Also, imagine if you needed to set much larger limits and you converted the value to a Long.  Now you would have a problem if you had stored the configuration value as Integer.MaxValue, because now you would really need it stored as Long.MaxValue

If you use a nullable Integer, by declaring its type “As Integer?”, to store the value then you can set it to Nothing when there is no limit.  Then, you can store the value in the database as NULL (DBNull.Value).  This give you more consistent, readable code.

So if you are reading from the database:


' Simulate reading a Null value from the database:
Dim DBObject As Object = DBNull.Value
Dim tmpInt2 As Integer?
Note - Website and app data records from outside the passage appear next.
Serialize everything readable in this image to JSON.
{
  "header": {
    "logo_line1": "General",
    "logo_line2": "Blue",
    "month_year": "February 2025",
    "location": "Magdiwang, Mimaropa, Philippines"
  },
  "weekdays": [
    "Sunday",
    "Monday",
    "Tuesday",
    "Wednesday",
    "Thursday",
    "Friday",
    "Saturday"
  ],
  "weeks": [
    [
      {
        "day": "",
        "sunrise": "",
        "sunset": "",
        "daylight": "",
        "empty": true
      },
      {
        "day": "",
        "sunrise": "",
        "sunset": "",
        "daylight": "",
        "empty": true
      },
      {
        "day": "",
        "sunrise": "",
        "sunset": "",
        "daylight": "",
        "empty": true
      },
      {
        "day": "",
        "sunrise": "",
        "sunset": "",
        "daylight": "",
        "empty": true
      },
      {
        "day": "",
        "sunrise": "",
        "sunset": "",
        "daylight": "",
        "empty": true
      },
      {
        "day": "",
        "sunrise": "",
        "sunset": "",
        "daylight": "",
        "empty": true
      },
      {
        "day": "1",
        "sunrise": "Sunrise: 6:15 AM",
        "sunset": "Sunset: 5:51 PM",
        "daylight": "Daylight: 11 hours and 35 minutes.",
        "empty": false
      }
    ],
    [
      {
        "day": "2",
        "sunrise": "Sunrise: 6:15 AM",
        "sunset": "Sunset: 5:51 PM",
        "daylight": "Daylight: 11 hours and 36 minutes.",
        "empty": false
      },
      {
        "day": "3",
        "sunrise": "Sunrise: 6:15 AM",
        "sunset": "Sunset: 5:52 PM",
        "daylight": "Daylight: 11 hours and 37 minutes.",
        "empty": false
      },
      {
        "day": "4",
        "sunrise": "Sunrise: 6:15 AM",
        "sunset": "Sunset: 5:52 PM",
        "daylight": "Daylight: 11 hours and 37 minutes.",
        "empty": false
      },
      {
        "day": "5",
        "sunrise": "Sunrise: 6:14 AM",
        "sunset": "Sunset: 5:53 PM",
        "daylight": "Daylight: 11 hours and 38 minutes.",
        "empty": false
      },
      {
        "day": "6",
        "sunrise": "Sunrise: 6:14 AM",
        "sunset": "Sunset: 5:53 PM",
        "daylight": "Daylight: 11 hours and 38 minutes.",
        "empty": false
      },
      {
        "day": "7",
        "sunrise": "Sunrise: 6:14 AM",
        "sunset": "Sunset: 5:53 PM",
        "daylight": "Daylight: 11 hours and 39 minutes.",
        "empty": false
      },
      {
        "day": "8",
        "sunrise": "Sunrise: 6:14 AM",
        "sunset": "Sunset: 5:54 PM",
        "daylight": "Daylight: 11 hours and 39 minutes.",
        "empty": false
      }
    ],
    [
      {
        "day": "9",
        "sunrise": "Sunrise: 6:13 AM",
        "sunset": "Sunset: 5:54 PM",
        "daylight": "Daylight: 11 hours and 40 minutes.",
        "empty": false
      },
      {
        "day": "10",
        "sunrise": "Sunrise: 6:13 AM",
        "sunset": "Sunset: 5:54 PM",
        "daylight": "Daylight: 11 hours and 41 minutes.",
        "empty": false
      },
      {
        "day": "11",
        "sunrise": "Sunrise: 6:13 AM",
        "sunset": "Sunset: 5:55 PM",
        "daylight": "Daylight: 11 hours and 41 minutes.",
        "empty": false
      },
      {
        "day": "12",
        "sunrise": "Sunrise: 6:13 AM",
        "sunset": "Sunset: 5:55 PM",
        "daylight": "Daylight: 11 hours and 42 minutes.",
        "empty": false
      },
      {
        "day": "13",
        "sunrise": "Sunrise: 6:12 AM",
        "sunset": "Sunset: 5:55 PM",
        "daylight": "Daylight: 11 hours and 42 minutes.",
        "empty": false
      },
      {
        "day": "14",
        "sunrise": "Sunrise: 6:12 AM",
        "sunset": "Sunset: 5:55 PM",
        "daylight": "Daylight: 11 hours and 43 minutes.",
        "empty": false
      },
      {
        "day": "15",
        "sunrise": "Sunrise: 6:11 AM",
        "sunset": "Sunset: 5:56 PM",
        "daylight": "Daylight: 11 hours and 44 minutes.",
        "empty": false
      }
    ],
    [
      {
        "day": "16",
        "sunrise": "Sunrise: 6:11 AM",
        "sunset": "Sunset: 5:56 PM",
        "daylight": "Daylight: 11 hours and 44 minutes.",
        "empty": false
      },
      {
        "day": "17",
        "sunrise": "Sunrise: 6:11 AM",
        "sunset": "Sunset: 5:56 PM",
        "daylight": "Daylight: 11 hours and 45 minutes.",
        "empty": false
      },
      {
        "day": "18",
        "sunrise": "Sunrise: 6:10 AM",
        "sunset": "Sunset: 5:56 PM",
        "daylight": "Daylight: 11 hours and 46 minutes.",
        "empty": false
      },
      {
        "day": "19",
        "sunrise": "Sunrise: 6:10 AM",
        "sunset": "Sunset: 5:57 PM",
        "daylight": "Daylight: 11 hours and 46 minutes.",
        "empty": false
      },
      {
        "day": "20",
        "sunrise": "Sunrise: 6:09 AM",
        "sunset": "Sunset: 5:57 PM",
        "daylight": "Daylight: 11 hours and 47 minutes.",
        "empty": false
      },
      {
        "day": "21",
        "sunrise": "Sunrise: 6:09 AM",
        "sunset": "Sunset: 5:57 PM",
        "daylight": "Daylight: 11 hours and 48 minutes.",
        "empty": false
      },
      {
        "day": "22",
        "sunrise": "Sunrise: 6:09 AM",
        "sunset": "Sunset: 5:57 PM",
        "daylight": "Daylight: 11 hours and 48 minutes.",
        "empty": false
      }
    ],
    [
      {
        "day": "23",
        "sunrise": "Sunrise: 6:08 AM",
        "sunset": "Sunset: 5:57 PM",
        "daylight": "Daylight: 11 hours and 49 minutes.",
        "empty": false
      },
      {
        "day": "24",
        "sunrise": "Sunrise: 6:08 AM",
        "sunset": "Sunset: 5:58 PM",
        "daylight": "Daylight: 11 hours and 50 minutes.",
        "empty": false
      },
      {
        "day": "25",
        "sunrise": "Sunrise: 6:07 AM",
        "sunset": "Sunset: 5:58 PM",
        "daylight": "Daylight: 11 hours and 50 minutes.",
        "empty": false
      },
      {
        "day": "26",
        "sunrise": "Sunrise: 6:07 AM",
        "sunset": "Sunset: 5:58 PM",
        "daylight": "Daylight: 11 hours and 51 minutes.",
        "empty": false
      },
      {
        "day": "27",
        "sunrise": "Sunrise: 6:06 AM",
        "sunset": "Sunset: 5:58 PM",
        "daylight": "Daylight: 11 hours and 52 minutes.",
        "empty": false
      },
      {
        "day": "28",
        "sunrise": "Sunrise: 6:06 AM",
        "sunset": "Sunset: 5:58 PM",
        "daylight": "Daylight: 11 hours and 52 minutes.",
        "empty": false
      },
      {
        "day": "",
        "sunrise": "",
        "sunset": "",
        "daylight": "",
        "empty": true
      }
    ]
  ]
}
If IsDBNull(DBObject) Then
   tmpInt2 = Nothing
Else
   tmpInt2 = CInt(DBObject)
End If

If tmpInt2 Is Nothing Then
   Console.WriteLine("after reading value from database, tmpInt2 is now Nothing")
Else
   Console.WriteLine("after reading value from database, tmpInt2 is now " & tmpInt2.ToString)
End If

gives this output:

after reading value from database, tmpInt2 is now Nothing

When you are writing to the database, you can use code similar to this:

Dim DBobject2 As Object
Dim tmpInt3 As Integer? = Nothing

' Simulate setting the value to be written back into the database:
DBobject2 = If(tmpInt3 Is Nothing, DBNull.Value, CInt(tmpInt3))

But be warned, that you can’t use this shortened “If” format when assigning a value out of the database to a nullable type because VB.NET outthinks you and casts the Nothing value to the Integer type of zero:

Dim DBObject As Object = DBNull.Value
Dim tmpInt2 As Integer?

' this type of assignment won't work:
tmpInt2 = If(IsDBNull(DBObject), Nothing, CInt(DBObject))

Conclusion

I hope this introduction to VB.NET nullable types has been helpful.  I have used a nullable Integer in these examples, but when thinking about using them, keep in mind that you can declare all of the built-in types as nullable including Boolean, Decimal, Double.

 

avatar
About Sam (12 Articles)
IT professional and entrepreneur with over 30 years of computer experience. He is a Founder and the Chief Engineer for Tech Savvy Leads, the makers of TSL Ping Tree. In addition to his role at Tech Savvy Leads, he provides senior level technology consulting services.

1 Trackbacks & Pingbacks

  1. Cool VB.NET Features I Wish I Knew on Day One | Tech Savvy Sam

Leave a comment

Your email address will not be published.


*